According to the National Oceanic and Atmospheric Administration (NOAA), 2012 was far and away the warmest year on record in the lower 48 states, beating 1998 by a full degree Fahrenheit.
These charts put that warmth into historical perspective for the country as a whole, and for a few select cities.
The 1°F margin between 2012 and 1998 may not seem like much at first, but usually such temperature records are set by just a few fractions of a degree. As seen in this NOAA chart, 2012 towers above the pack of warm years.
Temperature departures from average throughout 2012 as compared to the previous 5 warmest and 5 coolest years.
Click to enlarge the image. Credit: NOAA.
Every state in the continental U.S. had temperatures that were above average, and 19 states, from Utah to Massachusetts, had record warm annual average temperatures. In South Dakota, annual average temperatures were 4.4°F above average, putting 2012 in the top spot on the list of warmest years there.

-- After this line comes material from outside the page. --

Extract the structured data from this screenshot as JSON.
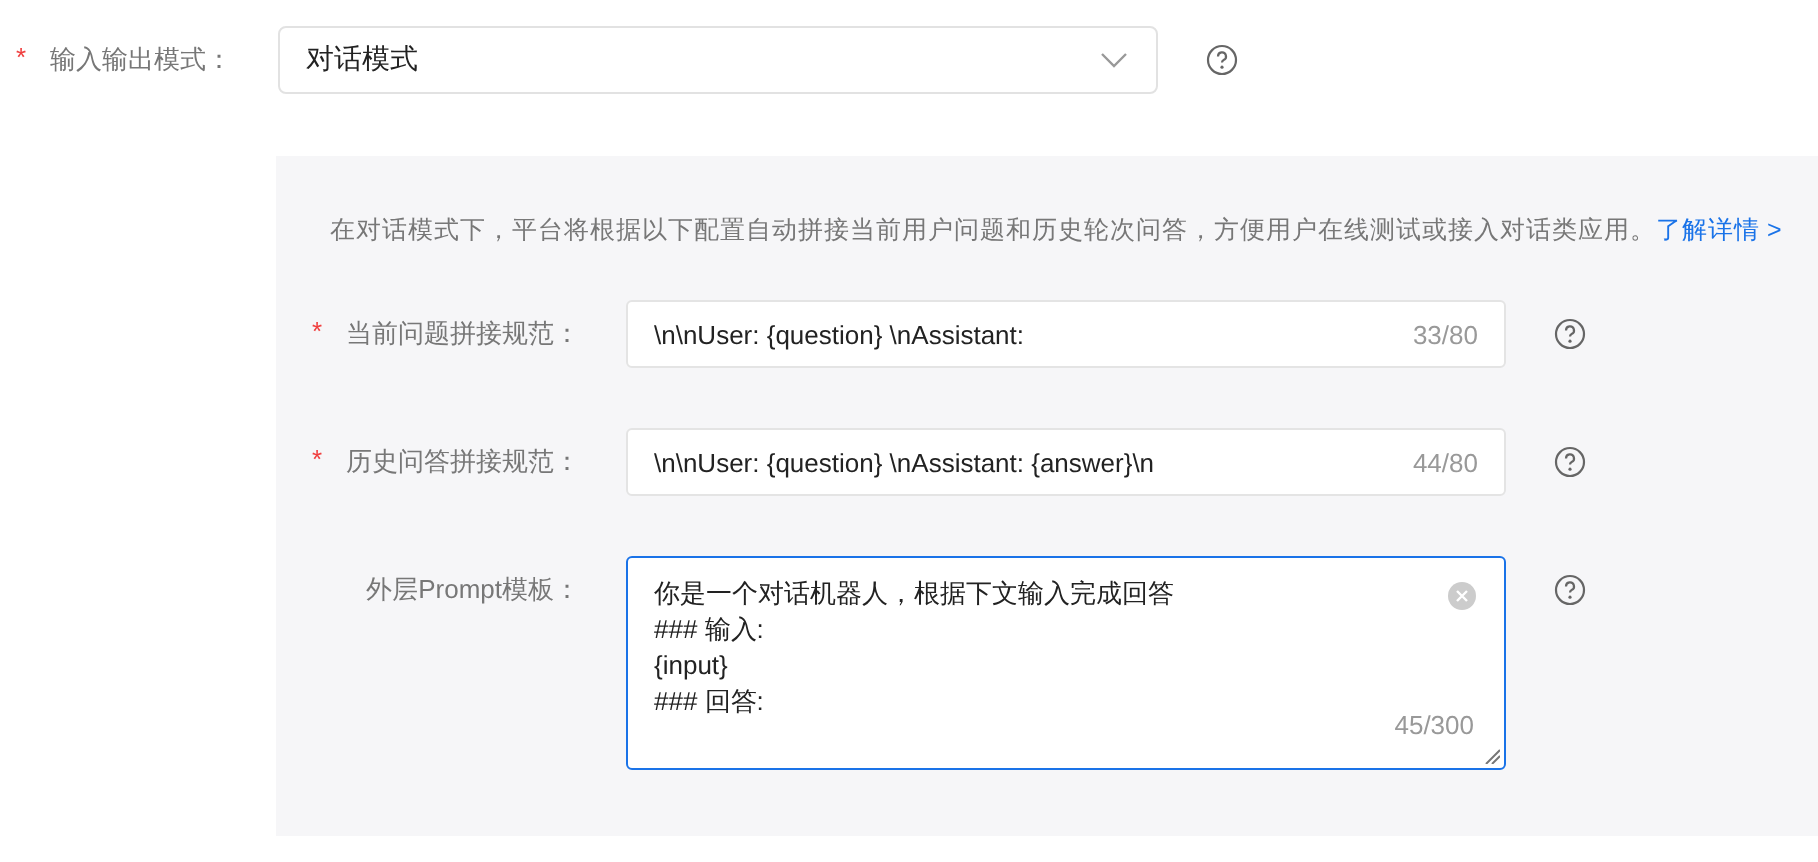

A total of 45 states had annual average temperatures that ranked among their top 10 warmest on record. The three exceptions in the lower 48 were Georgia, which had its 11th-warmest year, Oregon, where 2012 was the 12th-warmest year, and Washington, which was the coldest state in the contiguous U.S. this year, with its 30th-warmest year. (Here is a list of the annual temperatures for each of the lower-48 states, as well as a Climate Central interactive on 2012 state temperatures.)
Statewide ranks of 2012 average temperatures. Any state marked “118” had its warmest year on record in 118 years of recordkeeping.
Luckily I happened to live in the coolest state of the lower 48 last year. Out of 118 years of record-keeping, last year was only 89th.
But the rest of the states got hit pretty hard, with most being the warmest ever. Not a lot of fun to look forward to.
Need to start finding solutions.